PITTSBURGH (KDKA) — The victims of violent crime say they often feel re-victimized when the criminal justice system lets them down, but a new bill is aiming to level the field.
“They’re the injured people coming into a system that should protect and serve them, and when it fails them that violation feels sometimes just as worse as the actual crime itself,” said Jennifer Storm, a Pennsylvania victim’s advocate.
It’s called Marsy’s Law, named after a California college student who was stalked and killed by her ex-boyfriend. A week after her death, the family walked into a grocery store and were confronted by the accused murderer, unaware he’d been released on bond.

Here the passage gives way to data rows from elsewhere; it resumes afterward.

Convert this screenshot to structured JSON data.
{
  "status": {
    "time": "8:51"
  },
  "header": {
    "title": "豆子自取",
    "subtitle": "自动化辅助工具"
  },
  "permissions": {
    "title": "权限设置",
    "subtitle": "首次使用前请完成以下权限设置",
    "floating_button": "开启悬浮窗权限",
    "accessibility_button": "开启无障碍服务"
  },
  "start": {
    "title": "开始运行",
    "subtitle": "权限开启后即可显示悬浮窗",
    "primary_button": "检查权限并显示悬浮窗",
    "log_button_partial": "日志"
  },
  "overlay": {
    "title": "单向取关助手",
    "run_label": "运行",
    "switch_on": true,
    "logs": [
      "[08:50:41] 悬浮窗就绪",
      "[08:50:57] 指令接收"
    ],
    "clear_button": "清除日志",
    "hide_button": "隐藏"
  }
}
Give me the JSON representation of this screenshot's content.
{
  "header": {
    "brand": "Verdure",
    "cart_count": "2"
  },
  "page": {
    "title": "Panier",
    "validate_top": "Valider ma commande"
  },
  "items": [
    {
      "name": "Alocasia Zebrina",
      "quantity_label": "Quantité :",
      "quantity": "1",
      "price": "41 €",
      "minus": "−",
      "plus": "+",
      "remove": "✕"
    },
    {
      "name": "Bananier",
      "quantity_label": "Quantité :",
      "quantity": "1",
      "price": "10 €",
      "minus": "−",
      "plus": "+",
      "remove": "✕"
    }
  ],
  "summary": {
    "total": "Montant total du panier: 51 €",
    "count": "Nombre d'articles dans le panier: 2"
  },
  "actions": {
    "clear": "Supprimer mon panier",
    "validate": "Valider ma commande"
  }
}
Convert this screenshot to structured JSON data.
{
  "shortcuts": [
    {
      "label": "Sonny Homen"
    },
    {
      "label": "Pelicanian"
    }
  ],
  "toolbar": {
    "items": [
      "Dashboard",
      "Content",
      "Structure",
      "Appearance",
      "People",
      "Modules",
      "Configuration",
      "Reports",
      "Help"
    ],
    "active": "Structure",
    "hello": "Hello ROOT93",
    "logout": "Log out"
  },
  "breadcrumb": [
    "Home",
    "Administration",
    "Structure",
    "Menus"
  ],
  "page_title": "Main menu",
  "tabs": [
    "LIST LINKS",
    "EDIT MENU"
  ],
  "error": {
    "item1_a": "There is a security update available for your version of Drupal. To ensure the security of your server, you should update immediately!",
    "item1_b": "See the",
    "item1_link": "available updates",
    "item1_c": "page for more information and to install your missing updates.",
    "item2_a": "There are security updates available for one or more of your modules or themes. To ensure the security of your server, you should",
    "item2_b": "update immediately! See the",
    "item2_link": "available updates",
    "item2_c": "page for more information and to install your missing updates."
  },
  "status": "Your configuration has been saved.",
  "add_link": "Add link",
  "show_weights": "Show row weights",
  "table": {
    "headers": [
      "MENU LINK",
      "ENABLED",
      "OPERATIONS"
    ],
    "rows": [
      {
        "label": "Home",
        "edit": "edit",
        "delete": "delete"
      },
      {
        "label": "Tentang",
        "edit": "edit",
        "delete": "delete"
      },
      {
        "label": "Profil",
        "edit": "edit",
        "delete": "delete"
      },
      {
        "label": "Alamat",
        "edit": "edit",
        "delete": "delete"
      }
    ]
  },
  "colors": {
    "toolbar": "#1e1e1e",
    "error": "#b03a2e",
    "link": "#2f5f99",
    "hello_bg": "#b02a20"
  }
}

“It wasn’t that victim’s choice to be victimized in the first place. So they shouldn’t be re-victimize over and over in the criminal justice system. We need to start taking their needs and their situation into account,” said state Sen. Guy Reschenthaler.
Sen. Reschenthaler, who is sponsoring the bill, says if it passes in two consecutive legislative sessions, it will be placed on the ballot as a referendum in 2019 to amend the state Constitution.
The law would then require that the family of victims:
- Receive notification of proceedings in their criminal cases
- Be present at court proceedings
- Be heard at plea and sentencing proceedings
The nation learned how powerful that testimony can be at sentencing of ex-USA gymnastics Dr. Larry Nassar, with the painful recounting of his alleged victims.
The bill also has the support of Kristi Lane Scott, who, as KDKA told you last week, was a child when she and her sister witnessed the murder of their mother and grandmother by her estranged father. She wasn’t called to testify at his sentencing.
“Kristi is the epitome of why we need Marsy’s Law here in Pennsylvania,” said Storm.